For my last article, I wrote about unexplained clinical variation as it pertains to surgical procedures. Today I continue exploring this theme.
For men with low-risk prostate cancer, randomized controlled trials have found that active treatment such as radiation or prostatectomy does not improve mortality rates as compared to an initial approach of observation. Thus, evidence-based guidelines conclude that observation is a reasonable initial strategy.
An analysis of a national database by Tyson and colleagues published this year included over 20,000 men over 66 years of age with low-risk prostate cancer and their nearly 1,900 treating urologists. Wide variation in the utilization of observation as a treatment strategy was found. Some urologists employed observation 5 to 30 percent of the time, while others used it as often as 60 to 70 percent of the time.
Considering the significant adverse effects of active treatment, such as impotence and urinary incontinence, and the lack of demonstrated mortality benefit of active treatment in low-risk patients, this degree of variation is concerning, from a cost perspective as well as a patient safety perspective.
Another area in which we can assess unexplained clinical variation is treatment of carotid artery stenosis.
When symptomatic, as stroke or transient ischemic attack (TIA), revascularization can be beneficial in terms of ensuring reduced subsequent incidence of stroke. When a patient is asymptomatic (that is, no history of stroke or TIA), treatment of carotid artery stenosis is more controversial. Evidence-based guidelines suggest that for asymptomatic patients, revascularization only should be considered in the presence of at least 70 percent stenosis, and even in this group, whether the procedure is beneficial or harmful is a close call.
With this as background, examination of the results of a study published this year by Shean and colleagues is relevant. They examined a database of over 57,000 carotid revascularization procedures, 85 percent carotid endarterectomy and 15 percent carotid artery stenting. For endarterectomy, the percentage of treated patients who were asymptomatic varied across regions from 46 to 69 percent, and for stenting from 29 to 51 percent.
Limiting the analysis to asymptomatic patients with stenosis of less than 70 percent, for whom revascularization is not of clear benefit, we find variation, but also disturbingly high utilization rates. The proportion of endarterectomies that were performed on this group varied threefold, from 3 to 9 percent, and for carotid stenting it varied more than sevenfold, from 3 percent to a stunning 22 percent.

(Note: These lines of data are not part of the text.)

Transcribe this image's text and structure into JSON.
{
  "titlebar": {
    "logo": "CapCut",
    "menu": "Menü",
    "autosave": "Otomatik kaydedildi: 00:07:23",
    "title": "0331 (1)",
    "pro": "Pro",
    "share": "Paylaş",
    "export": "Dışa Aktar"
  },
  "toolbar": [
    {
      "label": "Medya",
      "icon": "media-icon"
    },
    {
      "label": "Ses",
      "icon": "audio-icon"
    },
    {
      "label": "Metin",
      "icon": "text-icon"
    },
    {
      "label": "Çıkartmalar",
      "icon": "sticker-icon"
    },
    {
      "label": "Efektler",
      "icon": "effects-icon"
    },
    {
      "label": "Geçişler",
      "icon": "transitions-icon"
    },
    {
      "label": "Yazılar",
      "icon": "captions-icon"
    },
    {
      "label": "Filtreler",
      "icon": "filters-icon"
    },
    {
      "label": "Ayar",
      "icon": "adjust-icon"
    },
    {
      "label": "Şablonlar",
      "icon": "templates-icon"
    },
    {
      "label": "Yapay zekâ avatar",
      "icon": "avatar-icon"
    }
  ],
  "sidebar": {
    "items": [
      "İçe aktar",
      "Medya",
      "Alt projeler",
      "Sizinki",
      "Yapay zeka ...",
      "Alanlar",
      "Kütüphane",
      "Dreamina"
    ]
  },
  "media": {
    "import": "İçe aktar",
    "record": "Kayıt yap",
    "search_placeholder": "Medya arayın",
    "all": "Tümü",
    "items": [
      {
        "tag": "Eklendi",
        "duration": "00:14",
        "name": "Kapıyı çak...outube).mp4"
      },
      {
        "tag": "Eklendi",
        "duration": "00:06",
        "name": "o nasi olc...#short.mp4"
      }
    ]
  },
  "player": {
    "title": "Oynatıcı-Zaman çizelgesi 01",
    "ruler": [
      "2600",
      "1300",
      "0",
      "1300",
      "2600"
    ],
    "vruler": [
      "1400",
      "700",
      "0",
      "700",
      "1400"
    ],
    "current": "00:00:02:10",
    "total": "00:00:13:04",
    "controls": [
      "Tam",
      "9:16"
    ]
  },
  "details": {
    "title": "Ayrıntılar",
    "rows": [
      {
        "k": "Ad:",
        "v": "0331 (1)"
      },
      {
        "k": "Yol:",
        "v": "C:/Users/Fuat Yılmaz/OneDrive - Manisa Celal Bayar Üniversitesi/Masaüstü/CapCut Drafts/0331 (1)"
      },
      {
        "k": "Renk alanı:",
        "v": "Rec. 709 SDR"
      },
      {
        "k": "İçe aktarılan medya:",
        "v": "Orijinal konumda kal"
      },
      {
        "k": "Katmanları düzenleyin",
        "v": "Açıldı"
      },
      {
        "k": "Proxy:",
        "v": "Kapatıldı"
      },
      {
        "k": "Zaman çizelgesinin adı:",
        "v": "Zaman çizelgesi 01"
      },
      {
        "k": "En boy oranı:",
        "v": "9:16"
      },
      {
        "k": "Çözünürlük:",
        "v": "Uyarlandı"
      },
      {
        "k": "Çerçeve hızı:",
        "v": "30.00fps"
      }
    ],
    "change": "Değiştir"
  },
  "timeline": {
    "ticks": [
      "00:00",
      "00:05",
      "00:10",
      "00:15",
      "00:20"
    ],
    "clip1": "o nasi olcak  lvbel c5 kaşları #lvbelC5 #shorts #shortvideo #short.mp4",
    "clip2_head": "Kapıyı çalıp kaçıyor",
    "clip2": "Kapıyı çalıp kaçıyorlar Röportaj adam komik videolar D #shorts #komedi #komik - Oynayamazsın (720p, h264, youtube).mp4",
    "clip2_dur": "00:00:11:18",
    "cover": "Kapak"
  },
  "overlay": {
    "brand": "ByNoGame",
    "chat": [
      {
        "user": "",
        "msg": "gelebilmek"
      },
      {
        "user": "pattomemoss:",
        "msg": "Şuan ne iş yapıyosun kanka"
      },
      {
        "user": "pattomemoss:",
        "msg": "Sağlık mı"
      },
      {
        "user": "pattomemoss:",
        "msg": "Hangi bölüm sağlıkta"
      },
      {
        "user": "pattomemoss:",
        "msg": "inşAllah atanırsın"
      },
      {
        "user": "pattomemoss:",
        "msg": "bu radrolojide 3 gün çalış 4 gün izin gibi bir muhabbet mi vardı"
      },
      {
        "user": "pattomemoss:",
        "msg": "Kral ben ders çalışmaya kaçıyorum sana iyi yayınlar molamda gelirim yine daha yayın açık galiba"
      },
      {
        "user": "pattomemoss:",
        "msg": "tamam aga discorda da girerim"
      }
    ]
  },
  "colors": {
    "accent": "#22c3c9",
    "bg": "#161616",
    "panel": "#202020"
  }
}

Beyond the observed variation, it is difficult to account for a significant number of procedures being performed on patients for whom the risks almost certainly outweigh the potential benefits.
It is this sort of variation and questionable utilization that makes use of evidence-based guidelines so necessary. The twin concerns regarding cost and patient safety demand attention. At the same time, it is only through use of guidelines that are evidence-based and clinically valid that we can safely and appropriately intervene.
Substituting arbitrary criteria or target utilization rates is neither appropriate nor beneficial to patients. It is through the application of guidelines that are clinically sound and evidence-based, such as those produced by MCG, that we can address both the cost and the safety aspects of unexplained clinical variation.
Links to cited studies:
Shean KE, et al. Regional variation in patient selection and treatment for carotid artery disease in the Vascular Quality Initiative. Journal of Vascular Surgery 2017;66(1):112-121. DOI: 10.1016/j.jvs.2017.01.023.
Tyson MD, et al. Urologist-level correlation in the use of observation for low- and high-risk prostate cancer. JAMA Surgery 2017;152(1):27-34. DOI: 10.1001/jamasurg.2016.2907.